With 7,665 points, his finish was right in the middle of what started as a field of 40 competitors.
“It was a good experience,” said Addy, a two-time SEC champion while at Tennessee. “I wish I could have done better, but all and all it was a great opportunity for me to compete against the best athletes in the world.”
His quick journey to Beijing is well documented by now. After finishing sixth in the U.S. Olympic trials he was figuring to stay home and watch the Games on TV like everyone else. But, less than a month before the Olympics he accepted Liberia’s offer to compete. His parents are both native Liberians.
The quick turnaround has put him in a little bind about what to do next.
“It’s funny,” he said. “I was supposed to be at grad school and I got the call that I was coming here. So I didn’t get the chance to send in the application. I don’t know if they’ll still let me in. Hopefully it will work out when I get back.”
Addy, who graduated from UT last May, was planning to continue his studies there.
He did learn a lot here in Beijing. He started Friday ninth, but began sliding almost immediately.
In the 110-meter hurdles finished in 14.31 seconds for 10th best in the event but fell to 11th in the standings. Despite finishing 22nd in the discus he moved back up to ninth overall.
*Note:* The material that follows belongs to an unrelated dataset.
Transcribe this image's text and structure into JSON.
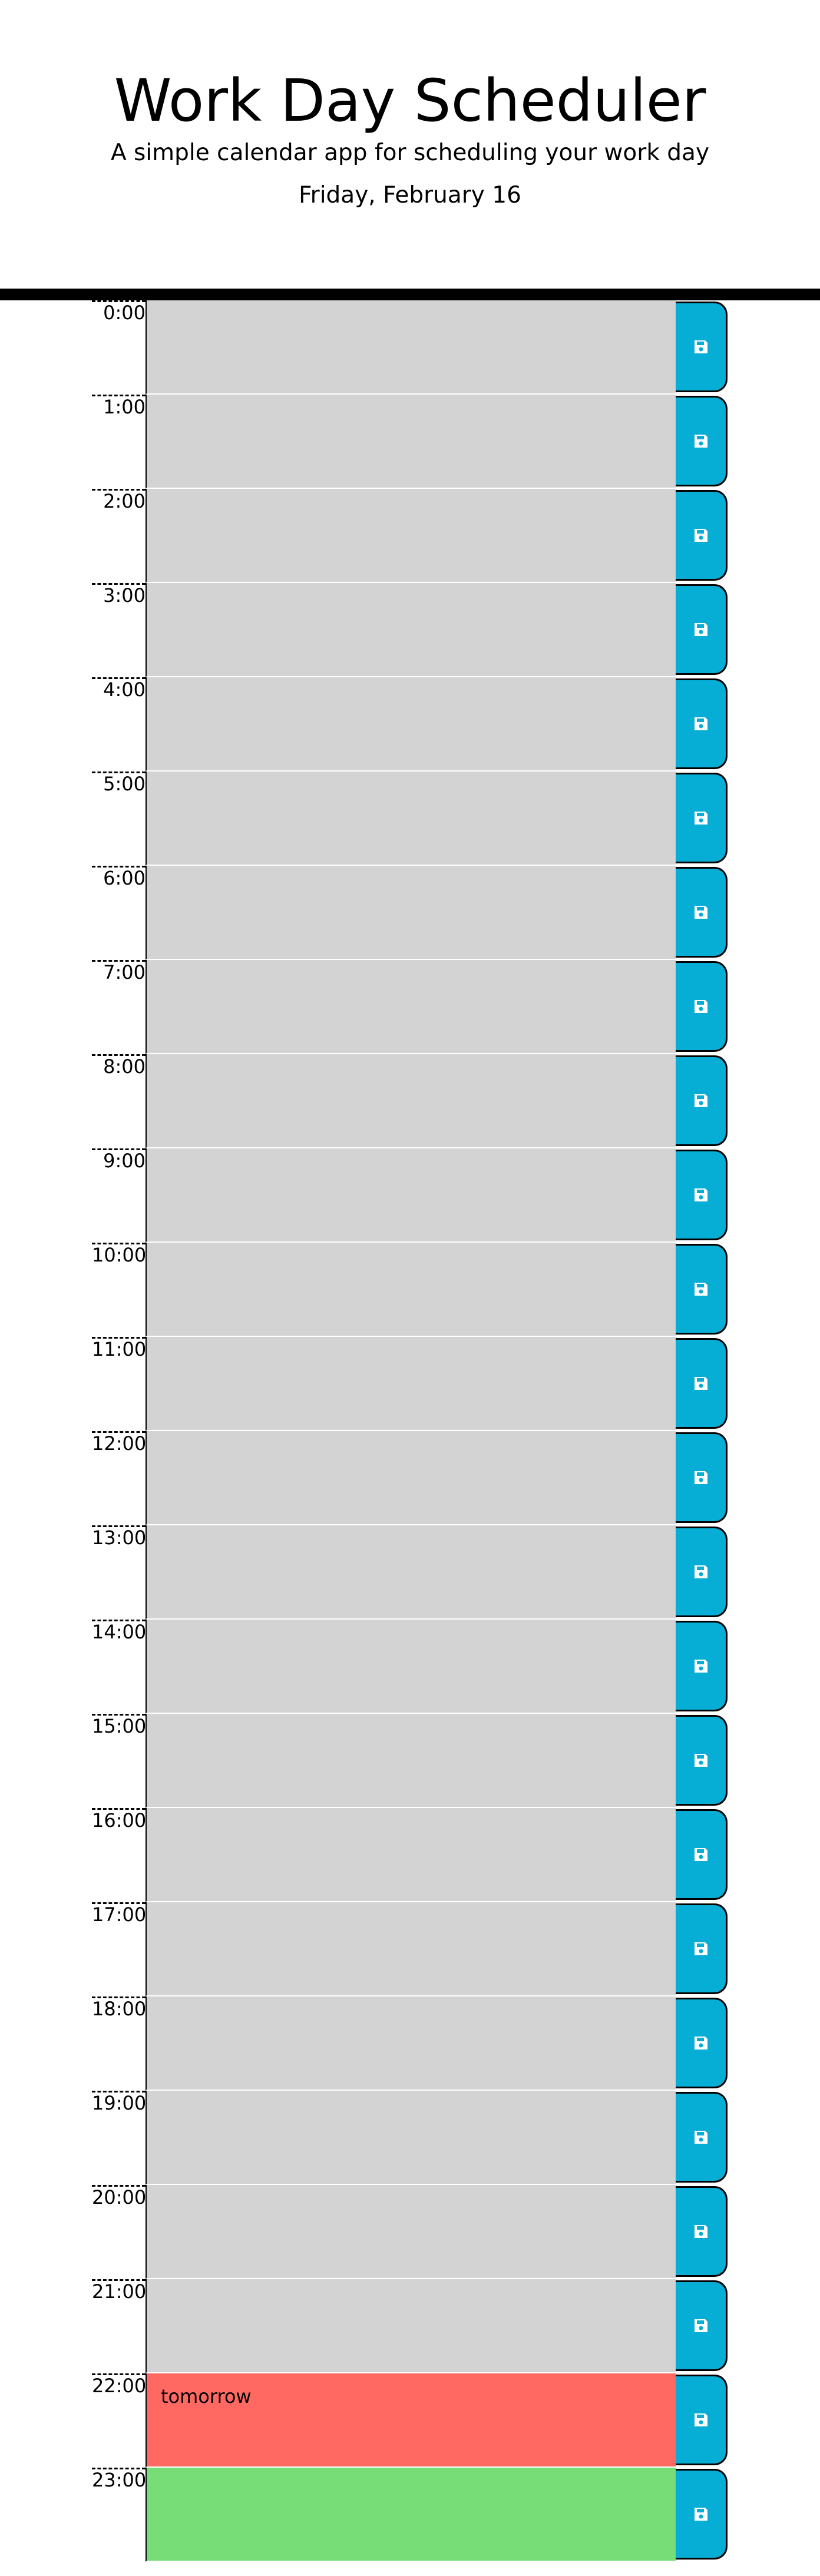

Then he ended up 21st in the pole vault, 20th in the javelin and 25th in the 1,500.
Addy, who said he is known as a first-day decathlete, said the little changes in how the decathlon is done at the Olympics contributed to his slide.
“Honestly, I thought I was going to feel better today,” he said. “Unfortunately, I didn’t feel as good as I wanted to. A lot of things from throughout the season added to it and the way the meet is run here. You have three events in the morning and then two at night. It makes for a 12 to 14 hour day and five hours sleep. I was up at five and won’t get to bed until midnight.”
Bryan Clay of the United States has learned those lessons well. After winning silver at Athens in 2004, he was an easy gold here, coasting through the last event because of his huge lead. He had 8,791 program points to 7,665 for Addy.
Addy said he plans to continue in the decathlon but doesn’t know exactly how he will go about it.
“Hopefully it will all work out,” he said. “You’re never satisfied. You always want to be better. But, like I said, I’m thankful for the opportunity, thankful I finished. I want to go back next year and try to build on it.”
“Being in the Olympics has been great. I know what a value and honor it is,” he said. “I am thankful for everyone who supported me, for everyone back in Knoxville.”
If grad school works out, he will be back there for awhile.